Read more...

Gustav Metzger: Earth Minus Environment, Kestle Barton review - an illuminating glimpse of a visionary activist-artist

Mark Hudson

In later life Gustav Metzger appeared a marginal, eccentric figure. The diminutive, white-bearded artist, was often to be seen round London’s galleries in the early to mid-2010s, dropping off piles of hand-produced fliers urging his fellow artists to “remember nature”.

Read more...

Milton Avery: American Colourist, Royal Academy review - from backward-looking impressionist to forward looking-colourist

Sarah Kent

I’ve always been bemused by the American painter, Milton Avery. Not having seen enough of his paintings together, I couldn’t gauge if they are quirkily naive – lodged in a cul de sac aside from the mainstream – or hyper-sophisticated harbingers of things to come.

Read more...

Eric Ravilious: Drawn to War review - a lovingly crafted documentary portrait

Saskia Baron

There’s a sharp observation, delivered in Alan Bennett’s soft tones, that sums up the reputation of the painter Eric Ravilious: “Because his paintings are so accessible, I don’t think he’s thought to be a great artist.
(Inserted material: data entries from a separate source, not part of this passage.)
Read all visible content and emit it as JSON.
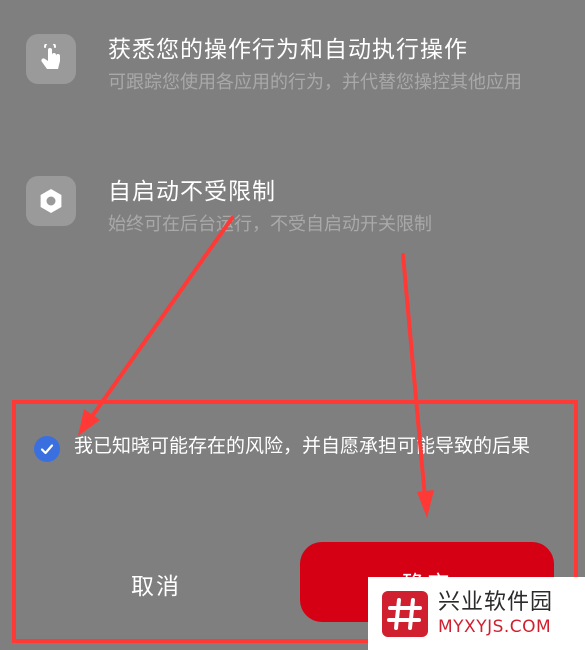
{
  "permissions": [
    {
      "icon": "touch-icon",
      "title": "获悉您的操作行为和自动执行操作",
      "description": "可跟踪您使用各应用的行为，并代替您操控其他应用"
    },
    {
      "icon": "hexagon-icon",
      "title": "自启动不受限制",
      "description": "始终可在后台运行，不受自启动开关限制"
    }
  ],
  "consent": {
    "checked": true,
    "text": "我已知晓可能存在的风险，并自愿承担可能导致的后果"
  },
  "buttons": {
    "cancel_label": "取消",
    "confirm_label": "确定"
  },
  "watermark": {
    "name": "兴业软件园",
    "url": "MYXYJS.COM"
  },
  "colors": {
    "background": "#7f7f7f",
    "annotation": "#ff3a36",
    "confirm": "#d50013",
    "checkbox": "#3a6fe0"
  }
}
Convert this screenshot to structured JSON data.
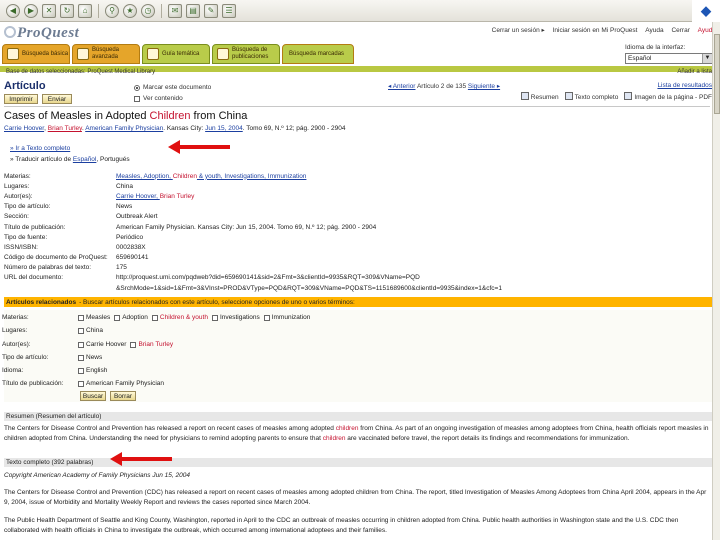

It’s because of his charm. He’s so easy to like and things have to be hard, if they’re not hard, then they’re not great."

Read more...

Vivian Maier: Anthology, MK Gallery review - what an amazing eye!

Sarah Kent

The story is riveting. A nanny living in New York and Chicago spent her spare time wandering the streets taking photographs. She learned to develop and print, but her plan to publish the images as postcards fell through and, as time passed, she stopped bothering even to develop the negatives let alone print them.

Read more...

Venice Biennale 2022 review - The Milk of Dreams Part 2: The Arsenale

Mark Hudson

Part two of The Milk of Dreams, the central International Exhibition at the 2022 Venice Biennale, housed in the Arsenale shipyard, starts with the kind of massive, grandstanding gesture that’s necessary in a venue of this scale: a colossal bronze bust of a Black woman by American artist Simone Leigh.

Read more...

Pages

latest in today

Presumed Innocent, Apple TV+ review - you read the book and...

Scott Turow published his cunningly-wrought legal thriller in 1987, and Alan J Pakula’s powerful movie version, starring Harrison Ford, appeared...

Ashton Celebrated, Royal Ballet review - peerless delights f...

Launching a four-year global project to proclaim the genius of...

Il Trittico, Welsh National Opera review - another triumph f...

It’s somehow typical of the Welsh National Opera I’ve known now for...

Goldscheider, Royal Orchestral Society, Miller, SJSS review...

London’s non-professional orchestra sector is an undervalued asset to the city, and deserves more attention. And so last night I went to hear the...

Freud's Last Session review - Freud and CS Lewis search...

How can it be part of God’s plan to allow so much pain and suffering in the world, asks Sigmund Freud (Anthony Hopkins) of a young Oxford don, CS...

Album: Kehlani - CRASH

The noise in the international mainstream in recent years might be about dance-pop,...

Music Reissues Weekly: Margo Guryan - Words and Music

Late summer 1966. Jazz was Margo Guryan’s thing. She was not interested in pop music. This changed when she was played The Beach Boys’s “God Only...

Bach's Mass in B Minor, Collegium Vocale Gent, Herreweg...

There’s a masterful subtlety to Philippe Herreweghe’s interpretation of Bach’s last great choral work – it shuns blazing transcendence for a sense...

Sorcery review - a tale of shapeshifting revenge

Islands off the coast of southern Chile, to the Spanish and German settlers of the 19th century, represented the edge of the world. To the...